How New York Is Turning Food Waste Into Compost and Gas
City officials hope to divert organic refuse from landfills. Where will it all go?
New Yorkers already have blue and green bins for recycling glass, metal, paper and plastic. But now brown bins for organic waste are starting to appear all over the city. These plastic totems are part of the city’s multimillion-dollar campaign to cut down on greenhouse gas emissions and reliance on landfills, and to turn food scraps and yard waste into compost and, soon, clean energy.
In the 19th century, the city had a simple method for dealing with organic rubbish: It enlisted scavenging swine to nose through the gutters for leftovers. Now, the city is employing the primal chemistry of decay.
About 14 million tons of waste are thrown out each year. It costs the city almost $400 million annually just to ship what it collects from homes, schools and government buildings (by rail, barge or truck) to incinerators or landfills as far away as South Carolina. (In addition, dozens of private companies put trucks on the road to take away refuse from office buildings and businesses.)
The largest single portion of the trash heap is organics, or things that were once living. That apple core, that untouched macaroni salad, that slice of pizza and the greasy paper plate it was served on are heavy with moisture, which makes shipping expensive. As they decompose, they release methane, a greenhouse gas.
Fruit and veg come in their own natural wrapping. Why do we smother them in plastic?
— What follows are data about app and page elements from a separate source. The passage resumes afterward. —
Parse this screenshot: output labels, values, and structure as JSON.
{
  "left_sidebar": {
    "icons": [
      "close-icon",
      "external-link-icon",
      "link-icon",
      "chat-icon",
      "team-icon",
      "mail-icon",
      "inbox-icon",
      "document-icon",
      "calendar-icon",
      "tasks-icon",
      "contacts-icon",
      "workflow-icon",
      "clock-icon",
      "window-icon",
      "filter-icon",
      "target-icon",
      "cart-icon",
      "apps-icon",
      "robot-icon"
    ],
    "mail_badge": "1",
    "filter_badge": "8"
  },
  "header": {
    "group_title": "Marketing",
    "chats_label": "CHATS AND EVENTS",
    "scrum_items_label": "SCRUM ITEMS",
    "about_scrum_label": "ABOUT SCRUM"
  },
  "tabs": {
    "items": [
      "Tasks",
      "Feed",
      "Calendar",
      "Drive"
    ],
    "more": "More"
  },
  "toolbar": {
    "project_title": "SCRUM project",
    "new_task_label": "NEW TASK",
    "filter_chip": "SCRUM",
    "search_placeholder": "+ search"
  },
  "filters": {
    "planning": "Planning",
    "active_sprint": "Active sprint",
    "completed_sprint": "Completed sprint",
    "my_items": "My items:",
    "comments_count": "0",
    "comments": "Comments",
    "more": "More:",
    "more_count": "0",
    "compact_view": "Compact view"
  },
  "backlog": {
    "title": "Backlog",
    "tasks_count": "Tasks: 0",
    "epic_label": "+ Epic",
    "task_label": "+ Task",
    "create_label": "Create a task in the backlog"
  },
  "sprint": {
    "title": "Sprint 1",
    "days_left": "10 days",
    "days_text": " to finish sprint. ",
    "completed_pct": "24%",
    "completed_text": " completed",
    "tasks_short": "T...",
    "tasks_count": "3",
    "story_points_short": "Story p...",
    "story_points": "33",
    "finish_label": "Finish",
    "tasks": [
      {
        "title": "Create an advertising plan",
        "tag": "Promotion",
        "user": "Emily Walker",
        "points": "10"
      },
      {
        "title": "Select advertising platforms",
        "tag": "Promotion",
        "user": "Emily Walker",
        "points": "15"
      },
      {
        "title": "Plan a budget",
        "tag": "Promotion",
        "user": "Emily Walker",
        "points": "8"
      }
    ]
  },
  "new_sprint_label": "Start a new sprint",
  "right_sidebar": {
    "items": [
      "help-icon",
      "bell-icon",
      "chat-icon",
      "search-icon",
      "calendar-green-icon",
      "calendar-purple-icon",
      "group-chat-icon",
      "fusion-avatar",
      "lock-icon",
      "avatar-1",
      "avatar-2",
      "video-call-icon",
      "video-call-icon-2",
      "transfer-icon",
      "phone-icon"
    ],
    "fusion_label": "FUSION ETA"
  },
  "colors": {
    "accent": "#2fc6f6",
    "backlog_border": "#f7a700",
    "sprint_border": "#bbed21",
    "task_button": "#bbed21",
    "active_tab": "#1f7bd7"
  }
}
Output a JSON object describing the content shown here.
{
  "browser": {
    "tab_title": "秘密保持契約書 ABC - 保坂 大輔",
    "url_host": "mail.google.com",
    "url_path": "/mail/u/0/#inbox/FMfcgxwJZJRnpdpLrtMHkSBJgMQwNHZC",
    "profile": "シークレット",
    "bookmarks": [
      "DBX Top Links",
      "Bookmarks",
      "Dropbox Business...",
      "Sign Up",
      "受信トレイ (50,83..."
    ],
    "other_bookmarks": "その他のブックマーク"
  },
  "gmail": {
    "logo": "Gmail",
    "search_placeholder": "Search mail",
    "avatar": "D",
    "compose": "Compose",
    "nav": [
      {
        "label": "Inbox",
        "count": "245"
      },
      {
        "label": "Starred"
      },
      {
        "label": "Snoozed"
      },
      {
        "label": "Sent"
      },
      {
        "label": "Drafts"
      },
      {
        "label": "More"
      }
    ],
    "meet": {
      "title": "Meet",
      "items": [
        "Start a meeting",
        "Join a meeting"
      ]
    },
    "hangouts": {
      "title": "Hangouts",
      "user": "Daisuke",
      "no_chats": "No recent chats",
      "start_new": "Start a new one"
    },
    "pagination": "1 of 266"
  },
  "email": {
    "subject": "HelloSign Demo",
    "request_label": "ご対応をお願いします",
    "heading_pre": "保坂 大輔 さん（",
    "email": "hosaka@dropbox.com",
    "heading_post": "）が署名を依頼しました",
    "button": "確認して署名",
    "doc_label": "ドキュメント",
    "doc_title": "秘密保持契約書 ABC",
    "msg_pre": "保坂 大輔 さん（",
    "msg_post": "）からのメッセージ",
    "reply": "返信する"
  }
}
When I arrive home from a big shop, or receive a delivery, I spend 10 minutes unwrapping packaging and putting it in the bin, renaturing my fresh fruit and vegetables before I’m able to cook them.
Plastic is choking our oceans, polluting our waterways and even contaminating our food, but it still dominates our shelves. More than 300m tonnes of it is produced each year, according to (pdf) trade association Plastics Europe. In the UK, just a third of plastic packaging used for consumer products gets recycled.
Fruit and vegetables are washable and often come in their own – compostable – wrapping designed by nature. Yet we choose to display them in plastic trays, themselves cling-wrapped in another layer of plastic.
Full article here : https://www.theguardian.com/sustainable-business/2017/jun/28/fruit-vegetables-plastic-packaging-food-relationship-pollution
A report from bioeconomy consultants NNFCC has found that for Britain to meet its target of eliminating avoidable plastic waste by 2042, recycling alone is insufficient and must be complemented by bioplastics.
Biodegradable plant-based plastics could form a base for a world-leading research industry, the report suggests. It highlights that half of plastic packages are unviable for recycling.
Read more : https://www.britishplastics.co.uk/Environment/bioplastics-better-than-total-recycling-for-uk-plastic-waste/
The University of Plymouth has admitted to a ‘discrepancy’ regarding compostables in its study which found biodegradable plastic bags remained functional in soil or marine environments for three years.
The study’s authors said they recognised a “discrepancy” regarding compostables, between their work and the publicity given to it.
They have now modified the text of their findings, with references to compostable bags eliminated everywhere except in one paragraph.
The conclusions show that compostable plastic bags biodegrade in marine environments and that they degrade in soil.
A spokesperson for Italian compostable bioplastics company Novamont said: “The irony is that no one selling compostable plastic bags ever claimed this. They simply claimed that these bags should be composted. Simple.”
Read the full article here : https://www.packagingnews.co.uk/news/waste-management/university-plymouth-corrects-study-show-compostables-biodegrade-07-05-2019